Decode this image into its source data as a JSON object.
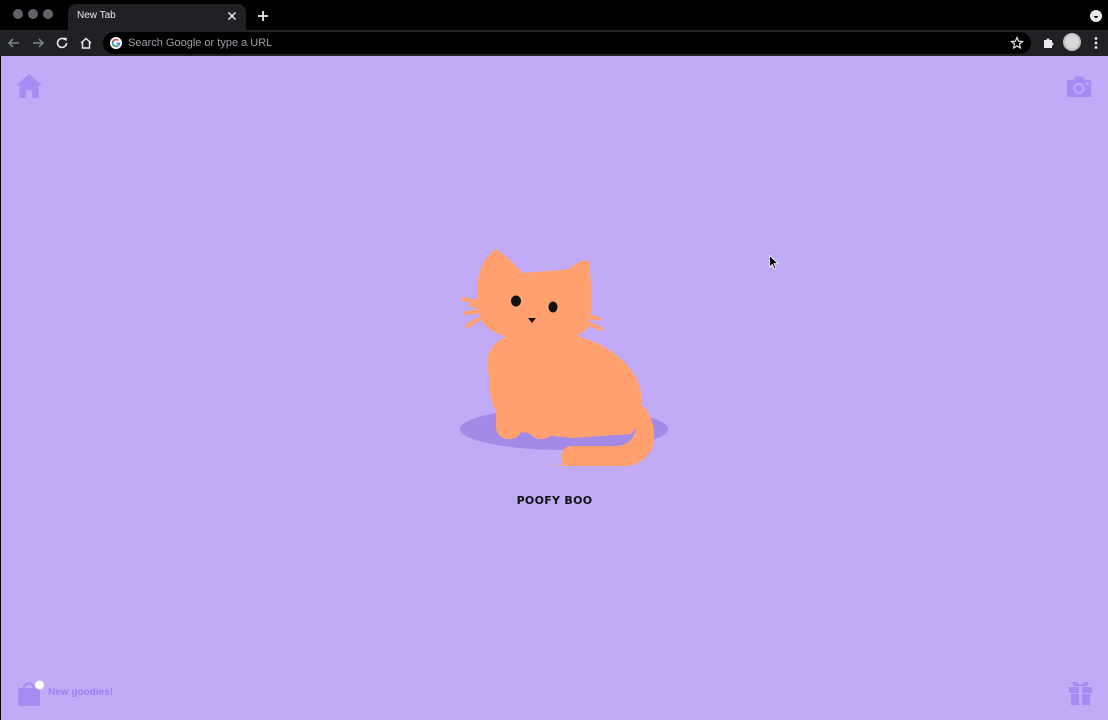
{
  "browser": {
    "tab_title": "New Tab",
    "omnibox_placeholder": "Search Google or type a URL"
  },
  "page": {
    "pet_name": "POOFY BOO",
    "goodies_label": "New goodies!",
    "colors": {
      "background": "#c1aaf6",
      "icon": "#a68bf2",
      "cat": "#ffa06e",
      "shadow": "#a48ae8"
    },
    "icons": {
      "top_left": "home-icon",
      "top_right": "camera-icon",
      "bottom_left": "shopping-bag-icon",
      "bottom_right": "gift-icon"
    }
  }
}
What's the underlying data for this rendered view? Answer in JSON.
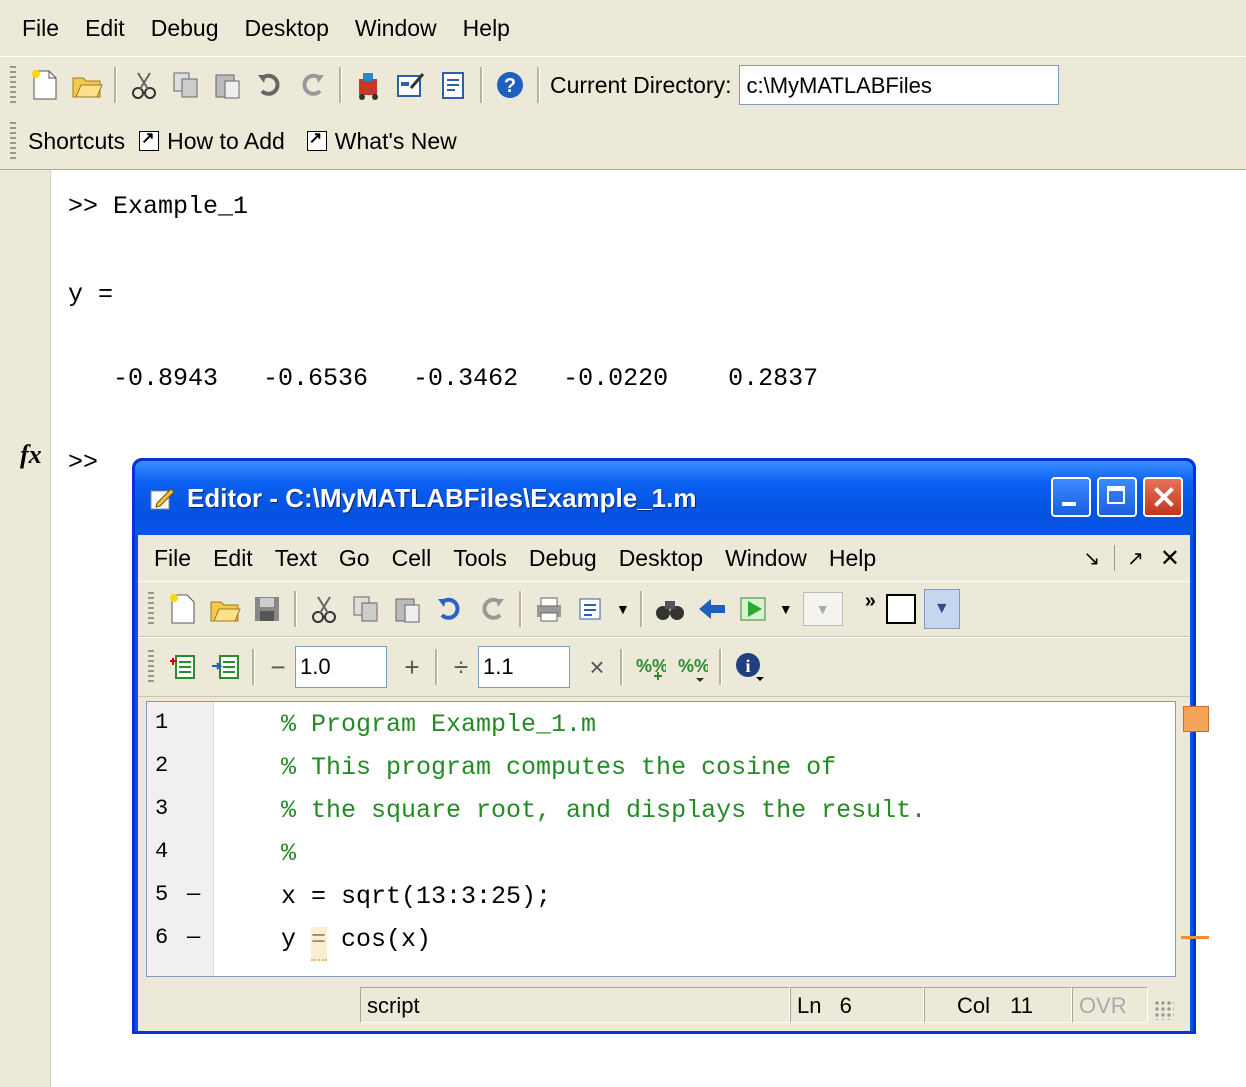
{
  "main": {
    "menu": [
      "File",
      "Edit",
      "Debug",
      "Desktop",
      "Window",
      "Help"
    ],
    "current_directory_label": "Current Directory:",
    "current_directory_value": "c:\\MyMATLABFiles",
    "shortcuts_label": "Shortcuts",
    "shortcut_items": [
      "How to Add",
      "What's New"
    ],
    "command_window": {
      "line1": ">> Example_1",
      "line2": "y =",
      "line3": "   -0.8943   -0.6536   -0.3462   -0.0220    0.2837",
      "prompt": ">>",
      "fx": "fx"
    }
  },
  "editor": {
    "title": "Editor - C:\\MyMATLABFiles\\Example_1.m",
    "menu": [
      "File",
      "Edit",
      "Text",
      "Go",
      "Cell",
      "Tools",
      "Debug",
      "Desktop",
      "Window",
      "Help"
    ],
    "cell_minus": "−",
    "cell_plus": "+",
    "cell_divide": "÷",
    "cell_times": "×",
    "increment_value": "1.0",
    "multiply_value": "1.1",
    "lines": [
      {
        "num": "1",
        "dash": "",
        "code": "% Program Example_1.m",
        "comment": true
      },
      {
        "num": "2",
        "dash": "",
        "code": "% This program computes the cosine of",
        "comment": true
      },
      {
        "num": "3",
        "dash": "",
        "code": "% the square root, and displays the result.",
        "comment": true
      },
      {
        "num": "4",
        "dash": "",
        "code": "%",
        "comment": true
      },
      {
        "num": "5",
        "dash": "—",
        "code": "x = sqrt(13:3:25);",
        "comment": false
      },
      {
        "num": "6",
        "dash": "—",
        "code": "y = cos(x)",
        "comment": false
      }
    ],
    "status": {
      "mode": "script",
      "ln_label": "Ln",
      "ln_value": "6",
      "col_label": "Col",
      "col_value": "11",
      "ovr": "OVR"
    }
  }
}
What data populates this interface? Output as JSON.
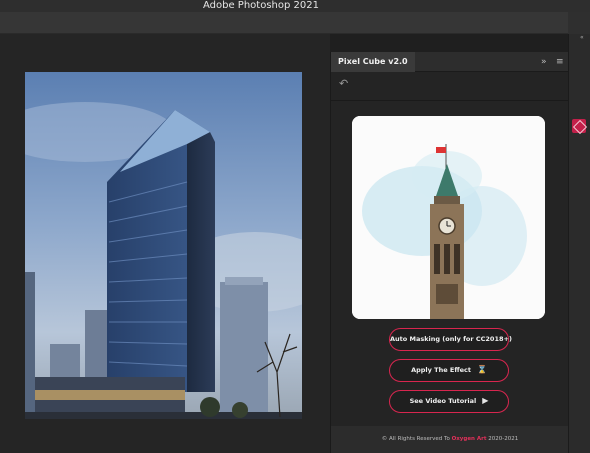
{
  "app": {
    "title": "Adobe Photoshop 2021"
  },
  "panel": {
    "tab_label": "Pixel Cube v2.0",
    "expand_glyph": "»",
    "menu_glyph": "≡",
    "back_glyph": "↶",
    "buttons": [
      {
        "label": "Auto Masking (only for CC2018+)",
        "icon": ""
      },
      {
        "label": "Apply The Effect",
        "icon": "⌛"
      },
      {
        "label": "See Video Tutorial",
        "icon": "▶"
      }
    ],
    "footer": {
      "prefix": "© All Rights Reserved To",
      "brand": "Oxygen Art",
      "years": "2020-2021"
    }
  },
  "right_strip": {
    "collapse_glyph": "«"
  },
  "colors": {
    "accent": "#d8264f",
    "brand": "#e2305a",
    "panel_bg": "#242424",
    "canvas_bg": "#252525"
  }
}
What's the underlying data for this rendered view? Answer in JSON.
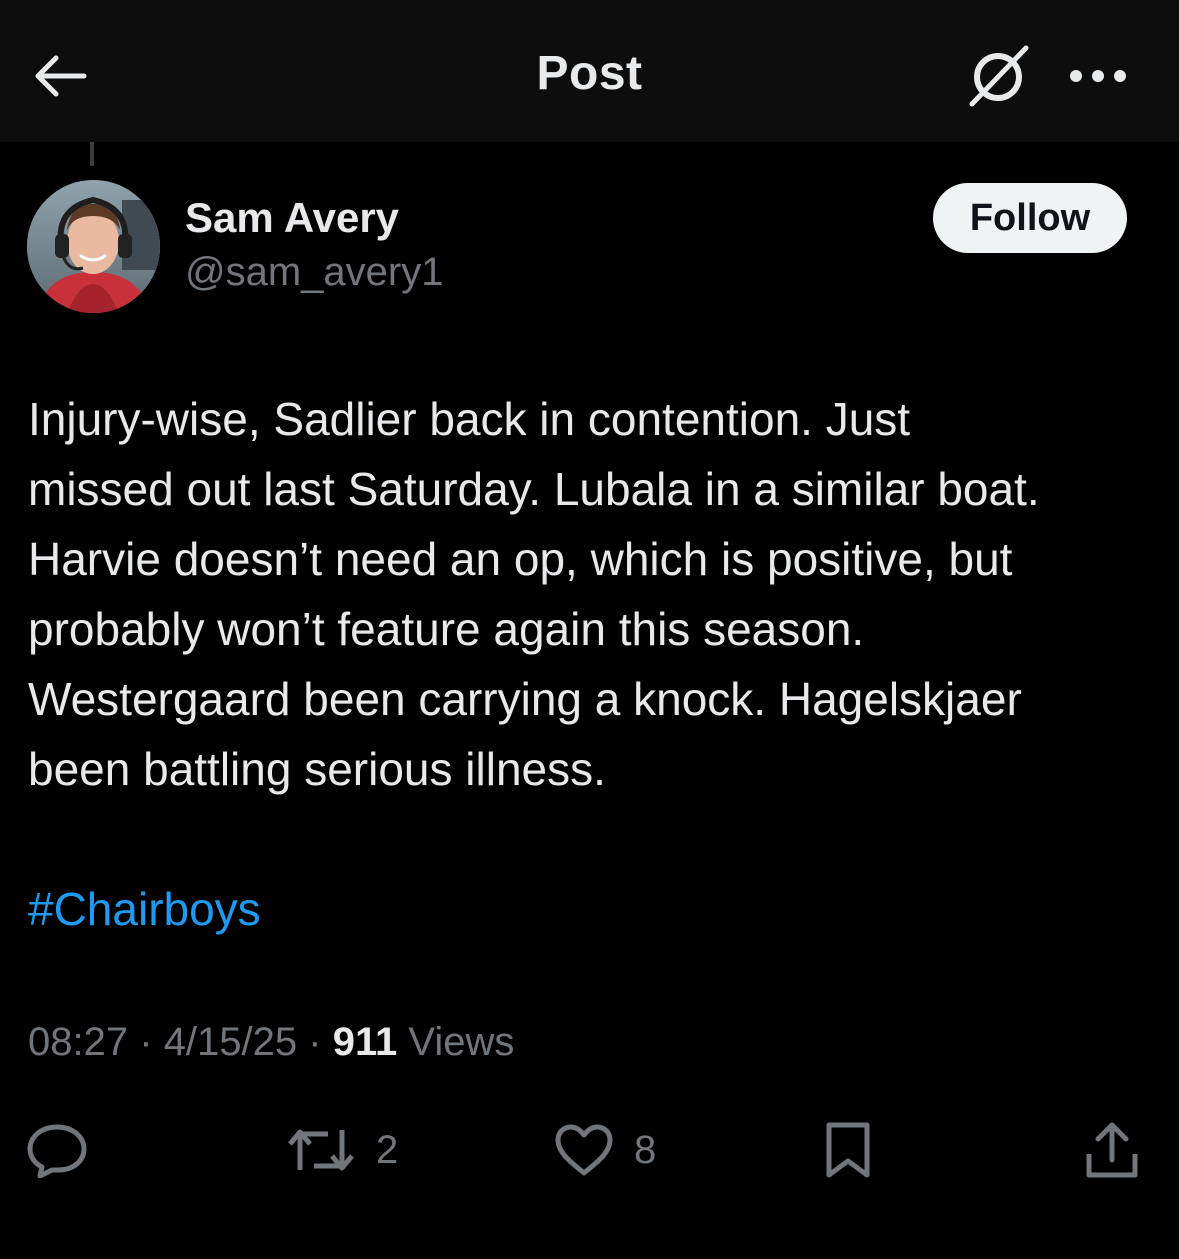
{
  "header": {
    "title": "Post"
  },
  "author": {
    "display_name": "Sam Avery",
    "handle": "@sam_avery1",
    "follow_label": "Follow"
  },
  "post": {
    "text": "Injury-wise, Sadlier back in contention. Just\nmissed out last Saturday. Lubala in a similar boat.\nHarvie doesn’t need an op, which is positive, but\nprobably won’t feature again this season.\nWestergaard been carrying a knock. Hagelskjaer\nbeen battling serious illness.",
    "hashtag": "#Chairboys",
    "time": "08:27",
    "separator": "·",
    "date": "4/15/25",
    "views_count": "911",
    "views_label": "Views"
  },
  "actions": {
    "reply_count": "",
    "repost_count": "2",
    "like_count": "8"
  },
  "icons": {
    "back": "back-arrow-icon",
    "grok": "grok-icon",
    "more": "more-icon",
    "reply": "reply-icon",
    "repost": "repost-icon",
    "like": "heart-icon",
    "bookmark": "bookmark-icon",
    "share": "share-icon"
  },
  "colors": {
    "background": "#000000",
    "text": "#e7e9ea",
    "muted": "#71767b",
    "link": "#1d9bf0",
    "follow_bg": "#eff3f4"
  }
}
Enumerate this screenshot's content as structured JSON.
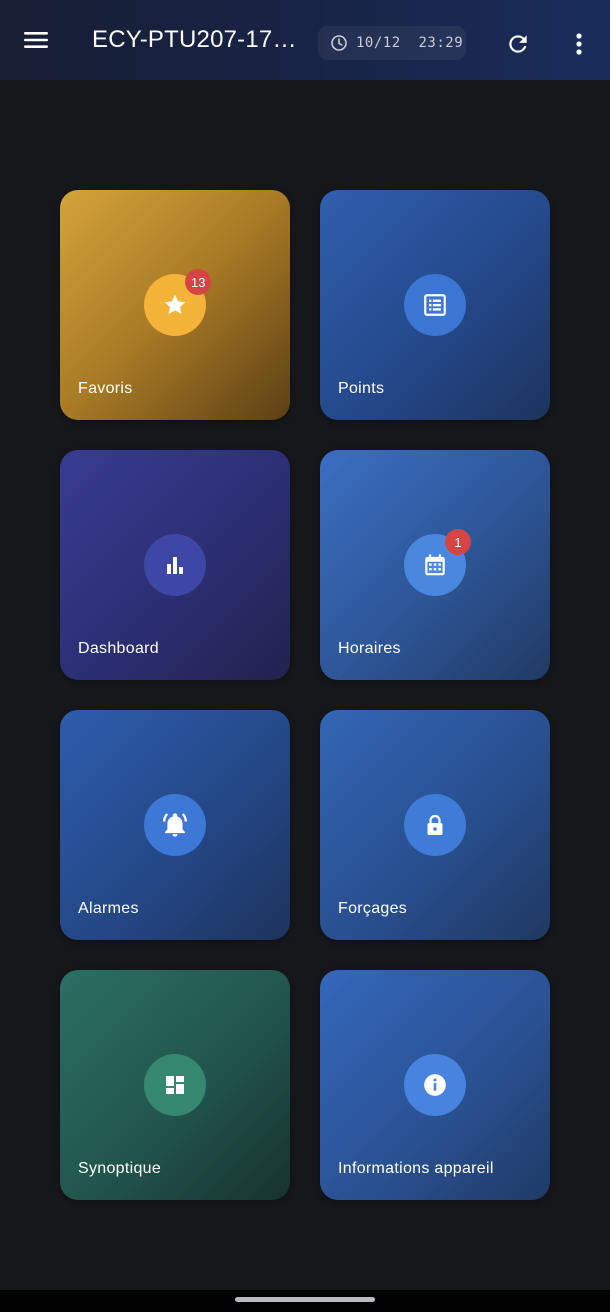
{
  "appbar": {
    "title": "ECY-PTU207-173...",
    "datetime": "10/12  23:29",
    "menu_icon": "hamburger-menu-icon",
    "refresh_icon": "refresh-icon",
    "more_icon": "more-vert-icon",
    "clock_icon": "clock-icon"
  },
  "tiles": [
    {
      "label": "Favoris",
      "icon": "star-icon",
      "badge": "13"
    },
    {
      "label": "Points",
      "icon": "list-icon"
    },
    {
      "label": "Dashboard",
      "icon": "bar-chart-icon"
    },
    {
      "label": "Horaires",
      "icon": "calendar-icon",
      "badge": "1"
    },
    {
      "label": "Alarmes",
      "icon": "alarm-bell-icon"
    },
    {
      "label": "Forçages",
      "icon": "lock-icon"
    },
    {
      "label": "Synoptique",
      "icon": "dashboard-layout-icon"
    },
    {
      "label": "Informations appareil",
      "icon": "info-icon"
    }
  ]
}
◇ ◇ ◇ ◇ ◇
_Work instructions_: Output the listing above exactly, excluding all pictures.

_Solution for this problem_:
Decode this image into its source data as a JSON object.
{
  "browser": {
    "tab_title": "New Tab",
    "omnibox_placeholder": "Search Google or type a URL"
  },
  "page": {
    "pet_name": "POOFY BOO",
    "goodies_label": "New goodies!",
    "colors": {
      "background": "#c1aaf6",
      "icon": "#a68bf2",
      "cat": "#ffa06e",
      "shadow": "#a48ae8"
    },
    "icons": {
      "top_left": "home-icon",
      "top_right": "camera-icon",
      "bottom_left": "shopping-bag-icon",
      "bottom_right": "gift-icon"
    }
  }
}
What's the underlying data for this rendered view? Answer in JSON.
{
  "main": {
    "menu": [
      "File",
      "Edit",
      "Debug",
      "Desktop",
      "Window",
      "Help"
    ],
    "current_directory_label": "Current Directory:",
    "current_directory_value": "c:\\MyMATLABFiles",
    "shortcuts_label": "Shortcuts",
    "shortcut_items": [
      "How to Add",
      "What's New"
    ],
    "command_window": {
      "line1": ">> Example_1",
      "line2": "y =",
      "line3": "   -0.8943   -0.6536   -0.3462   -0.0220    0.2837",
      "prompt": ">>",
      "fx": "fx"
    }
  },
  "editor": {
    "title": "Editor - C:\\MyMATLABFiles\\Example_1.m",
    "menu": [
      "File",
      "Edit",
      "Text",
      "Go",
      "Cell",
      "Tools",
      "Debug",
      "Desktop",
      "Window",
      "Help"
    ],
    "cell_minus": "−",
    "cell_plus": "+",
    "cell_divide": "÷",
    "cell_times": "×",
    "increment_value": "1.0",
    "multiply_value": "1.1",
    "lines": [
      {
        "num": "1",
        "dash": "",
        "code": "% Program Example_1.m",
        "comment": true
      },
      {
        "num": "2",
        "dash": "",
        "code": "% This program computes the cosine of",
        "comment": true
      },
      {
        "num": "3",
        "dash": "",
        "code": "% the square root, and displays the result.",
        "comment": true
      },
      {
        "num": "4",
        "dash": "",
        "code": "%",
        "comment": true
      },
      {
        "num": "5",
        "dash": "—",
        "code": "x = sqrt(13:3:25);",
        "comment": false
      },
      {
        "num": "6",
        "dash": "—",
        "code": "y = cos(x)",
        "comment": false
      }
    ],
    "status": {
      "mode": "script",
      "ln_label": "Ln",
      "ln_value": "6",
      "col_label": "Col",
      "col_value": "11",
      "ovr": "OVR"
    }
  }
}
What data populates this interface? Output as JSON.
{
  "app": {
    "title": "Adobe Photoshop 2021"
  },
  "panel": {
    "tab_label": "Pixel Cube v2.0",
    "expand_glyph": "»",
    "menu_glyph": "≡",
    "back_glyph": "↶",
    "buttons": [
      {
        "label": "Auto Masking (only for CC2018+)",
        "icon": ""
      },
      {
        "label": "Apply The Effect",
        "icon": "⌛"
      },
      {
        "label": "See Video Tutorial",
        "icon": "▶"
      }
    ],
    "footer": {
      "prefix": "© All Rights Reserved To",
      "brand": "Oxygen Art",
      "years": "2020-2021"
    }
  },
  "right_strip": {
    "collapse_glyph": "«"
  },
  "colors": {
    "accent": "#d8264f",
    "brand": "#e2305a",
    "panel_bg": "#242424",
    "canvas_bg": "#252525"
  }
}
What's the underlying data for this rendered view? Answer in JSON.
{
  "header": {
    "title": "Post"
  },
  "author": {
    "display_name": "Sam Avery",
    "handle": "@sam_avery1",
    "follow_label": "Follow"
  },
  "post": {
    "text": "Injury-wise, Sadlier back in contention. Just\nmissed out last Saturday. Lubala in a similar boat.\nHarvie doesn’t need an op, which is positive, but\nprobably won’t feature again this season.\nWestergaard been carrying a knock. Hagelskjaer\nbeen battling serious illness.",
    "hashtag": "#Chairboys",
    "time": "08:27",
    "separator": "·",
    "date": "4/15/25",
    "views_count": "911",
    "views_label": "Views"
  },
  "actions": {
    "reply_count": "",
    "repost_count": "2",
    "like_count": "8"
  },
  "icons": {
    "back": "back-arrow-icon",
    "grok": "grok-icon",
    "more": "more-icon",
    "reply": "reply-icon",
    "repost": "repost-icon",
    "like": "heart-icon",
    "bookmark": "bookmark-icon",
    "share": "share-icon"
  },
  "colors": {
    "background": "#000000",
    "text": "#e7e9ea",
    "muted": "#71767b",
    "link": "#1d9bf0",
    "follow_bg": "#eff3f4"
  }
}
Enumerate this screenshot's content as structured JSON.
{
  "appbar": {
    "title": "ECY-PTU207-173...",
    "datetime": "10/12  23:29",
    "menu_icon": "hamburger-menu-icon",
    "refresh_icon": "refresh-icon",
    "more_icon": "more-vert-icon",
    "clock_icon": "clock-icon"
  },
  "tiles": [
    {
      "label": "Favoris",
      "icon": "star-icon",
      "badge": "13"
    },
    {
      "label": "Points",
      "icon": "list-icon"
    },
    {
      "label": "Dashboard",
      "icon": "bar-chart-icon"
    },
    {
      "label": "Horaires",
      "icon": "calendar-icon",
      "badge": "1"
    },
    {
      "label": "Alarmes",
      "icon": "alarm-bell-icon"
    },
    {
      "label": "Forçages",
      "icon": "lock-icon"
    },
    {
      "label": "Synoptique",
      "icon": "dashboard-layout-icon"
    },
    {
      "label": "Informations appareil",
      "icon": "info-icon"
    }
  ]
}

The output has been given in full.